The Labor Market Implications of an Economy-Wide Affirmative Action Program.

by G. E. Johnson, Finis Welch

Purchase Print Copy

 FormatList Price Price
Add to Cart Paperback30 pages $20.00 $16.00 20% Web Discount

Analyzes some of the economic implications of an economy-wide affirmative action program requiring that minority and majority workers in the same job classification receive the same wage. The program also specifies a minimum minority/majority employment ratio for each job classification. A variety of cases are considered ranging from an assumption of pre-existent discrimination where minority workers receive lower wages than similarly skilled majority workers to cases of no discrimination. Quotas are alternatively specified above, below, and just equal to available supplies of minority workers. In all of these cases, theoretical implications are supplemented with numerical examples. Finally, short-run implications for changes in income distributions are contrasted to longer-run implications for skill distributions. The objective is to describe the maximum potential impact of economy-wide action in contrast to effects associated with present policies that are restricted to government contractors where employment ratios are "targets," and compliance requires demonstration of "good faith" efforts. 30 pp. Ref.

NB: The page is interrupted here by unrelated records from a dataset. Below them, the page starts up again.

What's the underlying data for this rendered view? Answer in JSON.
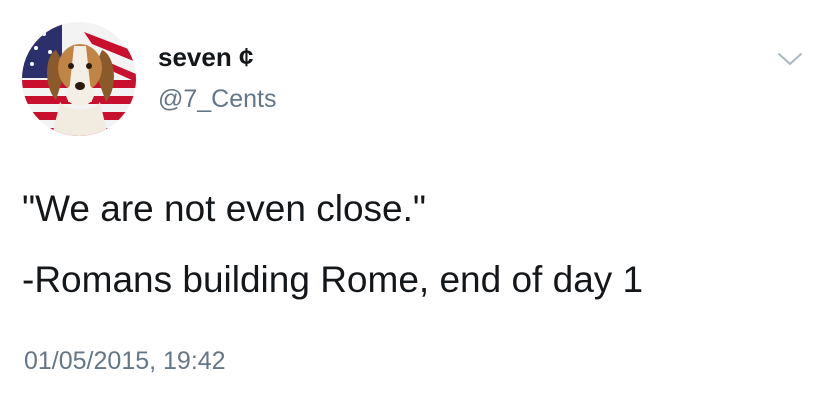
{
  "tweet": {
    "author": {
      "display_name": "seven ¢",
      "handle": "@7_Cents",
      "avatar_icon": "dog-with-flag-avatar"
    },
    "menu_icon": "chevron-down-icon",
    "text_lines": [
      "\"We are not even close.\"",
      "-Romans building Rome, end of day 1"
    ],
    "timestamp": "01/05/2015, 19:42"
  },
  "colors": {
    "primary_text": "#14171a",
    "secondary_text": "#657786",
    "caret": "#aab8c2",
    "background": "#ffffff"
  }
}
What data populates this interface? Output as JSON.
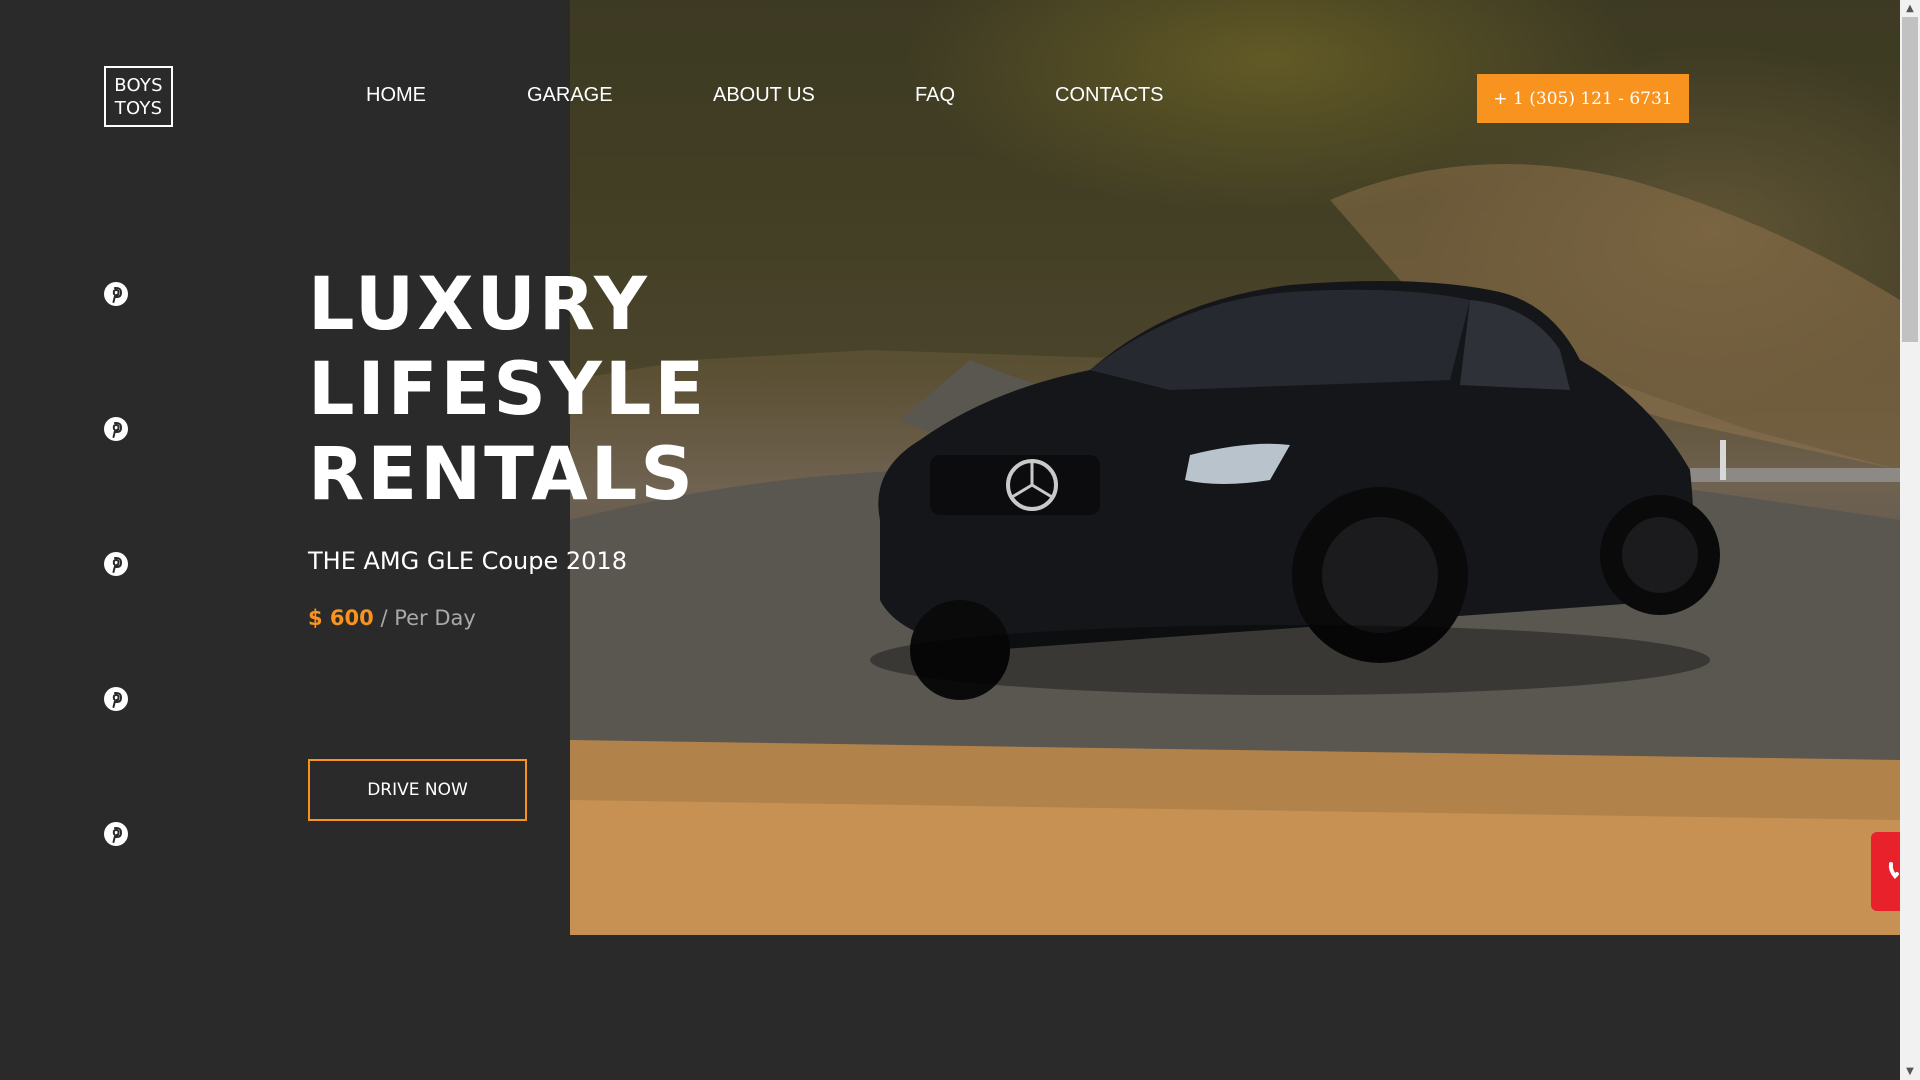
{
  "logo": {
    "line1": "BOYS",
    "line2": "TOYS"
  },
  "nav": {
    "items": [
      {
        "label": "HOME"
      },
      {
        "label": "GARAGE"
      },
      {
        "label": "ABOUT US"
      },
      {
        "label": "FAQ"
      },
      {
        "label": "CONTACTS"
      }
    ],
    "phone": "+ 1 (305) 121 - 6731"
  },
  "social": {
    "icons": [
      "pinterest-icon",
      "pinterest-icon",
      "pinterest-icon",
      "pinterest-icon",
      "pinterest-icon"
    ]
  },
  "hero": {
    "headline": [
      "LUXURY",
      "LIFESYLE",
      "RENTALS"
    ],
    "model": "THE AMG GLE Coupe 2018",
    "price": "$ 600",
    "price_unit": "/ Per Day",
    "cta_label": "DRIVE NOW"
  },
  "colors": {
    "accent": "#f7931e",
    "background": "#2a2a2a",
    "call_widget": "#e8212b"
  }
}
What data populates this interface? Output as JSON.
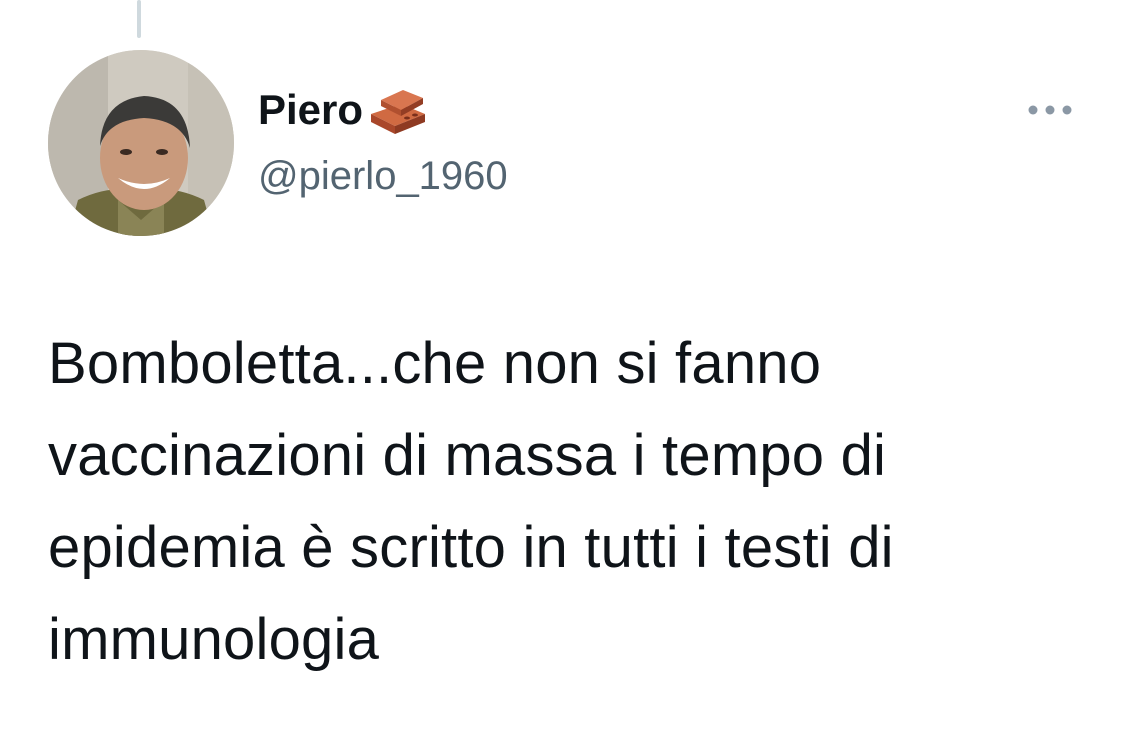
{
  "tweet": {
    "author": {
      "display_name": "Piero",
      "name_emoji_icon": "brick-icon",
      "handle": "@pierlo_1960",
      "avatar_icon": "avatar-photo"
    },
    "more_options_icon": "more-horizontal-icon",
    "text": "Bomboletta...che non si fanno vaccinazioni di massa i tempo di epidemia è scritto in tutti i testi di immunologia"
  },
  "colors": {
    "text_primary": "#0f1419",
    "text_secondary": "#536471",
    "thread_line": "#cfd9de",
    "background": "#ffffff"
  }
}
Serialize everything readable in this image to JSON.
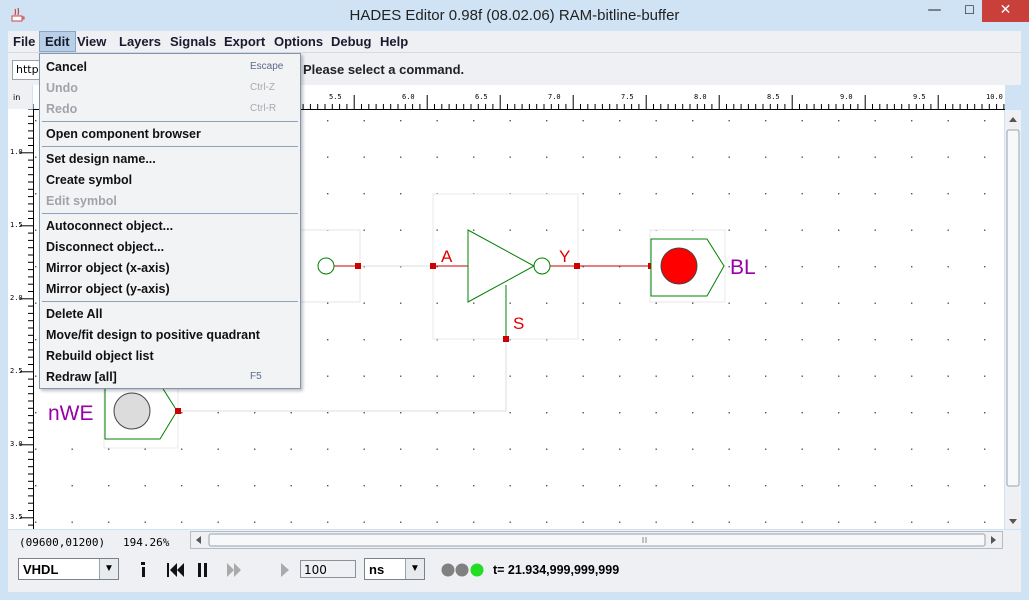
{
  "window": {
    "title": "HADES Editor 0.98f (08.02.06)   RAM-bitline-buffer",
    "minimize": "—",
    "maximize": "☐",
    "close": "✕"
  },
  "menubar": [
    "File",
    "Edit",
    "View",
    "Layers",
    "Signals",
    "Export",
    "Options",
    "Debug",
    "Help"
  ],
  "toolbar": {
    "url_value": "http:",
    "status": "Please select a command."
  },
  "edit_menu": [
    {
      "label": "Cancel",
      "accel": "Escape",
      "enabled": true
    },
    {
      "label": "Undo",
      "accel": "Ctrl-Z",
      "enabled": false
    },
    {
      "label": "Redo",
      "accel": "Ctrl-R",
      "enabled": false
    },
    {
      "separator": true
    },
    {
      "label": "Open component browser",
      "accel": "",
      "enabled": true
    },
    {
      "separator": true
    },
    {
      "label": "Set design name...",
      "accel": "",
      "enabled": true
    },
    {
      "label": "Create symbol",
      "accel": "",
      "enabled": true
    },
    {
      "label": "Edit symbol",
      "accel": "",
      "enabled": false
    },
    {
      "separator": true
    },
    {
      "label": "Autoconnect object...",
      "accel": "",
      "enabled": true
    },
    {
      "label": "Disconnect object...",
      "accel": "",
      "enabled": true
    },
    {
      "label": "Mirror object (x-axis)",
      "accel": "",
      "enabled": true
    },
    {
      "label": "Mirror object (y-axis)",
      "accel": "",
      "enabled": true
    },
    {
      "separator": true
    },
    {
      "label": "Delete All",
      "accel": "",
      "enabled": true
    },
    {
      "label": "Move/fit design to positive quadrant",
      "accel": "",
      "enabled": true
    },
    {
      "label": "Rebuild object list",
      "accel": "",
      "enabled": true
    },
    {
      "label": "Redraw [all]",
      "accel": "F5",
      "enabled": true
    }
  ],
  "ruler": {
    "corner": "in",
    "h_ticks": [
      "5.5",
      "6.0",
      "6.5",
      "7.0",
      "7.5",
      "8.0",
      "8.5",
      "9.0",
      "9.5",
      "10.0"
    ],
    "v_ticks": [
      "1.0",
      "1.5",
      "2.0",
      "2.5",
      "3.0",
      "3.5"
    ]
  },
  "schematic": {
    "labels": {
      "pin_a": "A",
      "pin_y": "Y",
      "pin_s": "S",
      "output": "BL",
      "input": "nWE"
    },
    "colors": {
      "wire": "#cc0000",
      "gate": "#008000",
      "label_red": "#e00000",
      "label_purple": "#9900aa",
      "led": "#ff0000"
    }
  },
  "statusbar": {
    "coords": "(09600,01200)",
    "zoom": "194.26%",
    "language": "VHDL",
    "time_value": "100",
    "time_unit": "ns",
    "sim_time": "t= 21.934,999,999,999"
  }
}
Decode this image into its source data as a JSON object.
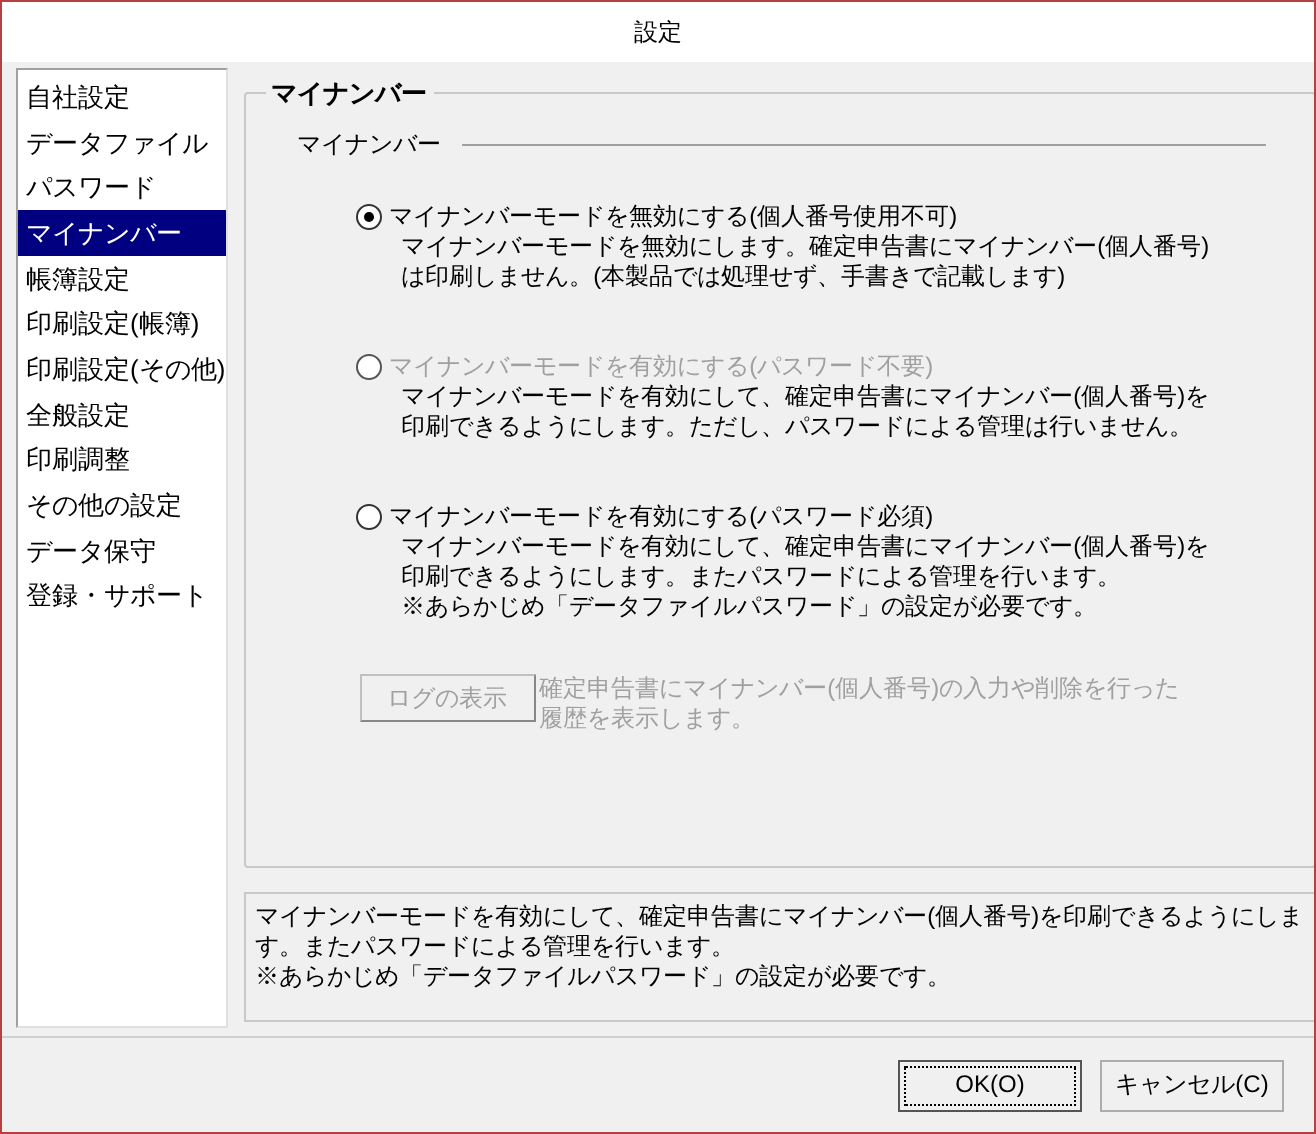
{
  "window": {
    "title": "設定"
  },
  "sidebar": {
    "items": [
      {
        "label": "自社設定",
        "selected": false
      },
      {
        "label": "データファイル",
        "selected": false
      },
      {
        "label": "パスワード",
        "selected": false
      },
      {
        "label": "マイナンバー",
        "selected": true
      },
      {
        "label": "帳簿設定",
        "selected": false
      },
      {
        "label": "印刷設定(帳簿)",
        "selected": false
      },
      {
        "label": "印刷設定(その他)",
        "selected": false
      },
      {
        "label": "全般設定",
        "selected": false
      },
      {
        "label": "印刷調整",
        "selected": false
      },
      {
        "label": "その他の設定",
        "selected": false
      },
      {
        "label": "データ保守",
        "selected": false
      },
      {
        "label": "登録・サポート",
        "selected": false
      }
    ]
  },
  "group": {
    "title": "マイナンバー",
    "section": "マイナンバー",
    "options": [
      {
        "label": "マイナンバーモードを無効にする(個人番号使用不可)",
        "selected": true,
        "disabled": false,
        "description": [
          "マイナンバーモードを無効にします。確定申告書にマイナンバー(個人番号)",
          "は印刷しません。(本製品では処理せず、手書きで記載します)"
        ]
      },
      {
        "label": "マイナンバーモードを有効にする(パスワード不要)",
        "selected": false,
        "disabled": true,
        "description": [
          "マイナンバーモードを有効にして、確定申告書にマイナンバー(個人番号)を",
          "印刷できるようにします。ただし、パスワードによる管理は行いません。"
        ]
      },
      {
        "label": "マイナンバーモードを有効にする(パスワード必須)",
        "selected": false,
        "disabled": false,
        "description": [
          "マイナンバーモードを有効にして、確定申告書にマイナンバー(個人番号)を",
          "印刷できるようにします。またパスワードによる管理を行います。",
          "※あらかじめ「データファイルパスワード」の設定が必要です。"
        ]
      }
    ],
    "log_button": {
      "label": "ログの表示",
      "disabled": true,
      "description": [
        "確定申告書にマイナンバー(個人番号)の入力や削除を行った",
        "履歴を表示します。"
      ]
    }
  },
  "help": [
    "マイナンバーモードを有効にして、確定申告書にマイナンバー(個人番号)を印刷できるようにしま",
    "す。またパスワードによる管理を行います。",
    "※あらかじめ「データファイルパスワード」の設定が必要です。"
  ],
  "buttons": [
    {
      "label": "OK(O)",
      "default": true
    },
    {
      "label": "キャンセル(C)",
      "default": false
    }
  ]
}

This report is part of the RAND Corporation paper series. The paper was a product of the RAND Corporation from 1948 to 2003 that captured speeches, memorials, and derivative research, usually prepared on authors' own time and meant to be the scholarly or scientific contribution of individual authors to their professional fields. Papers were less formal than reports and did not require rigorous peer review.

The RAND Corporation is a nonprofit institution that helps improve policy and decisionmaking through research and analysis. RAND's publications do not necessarily reflect the opinions of its research clients and sponsors.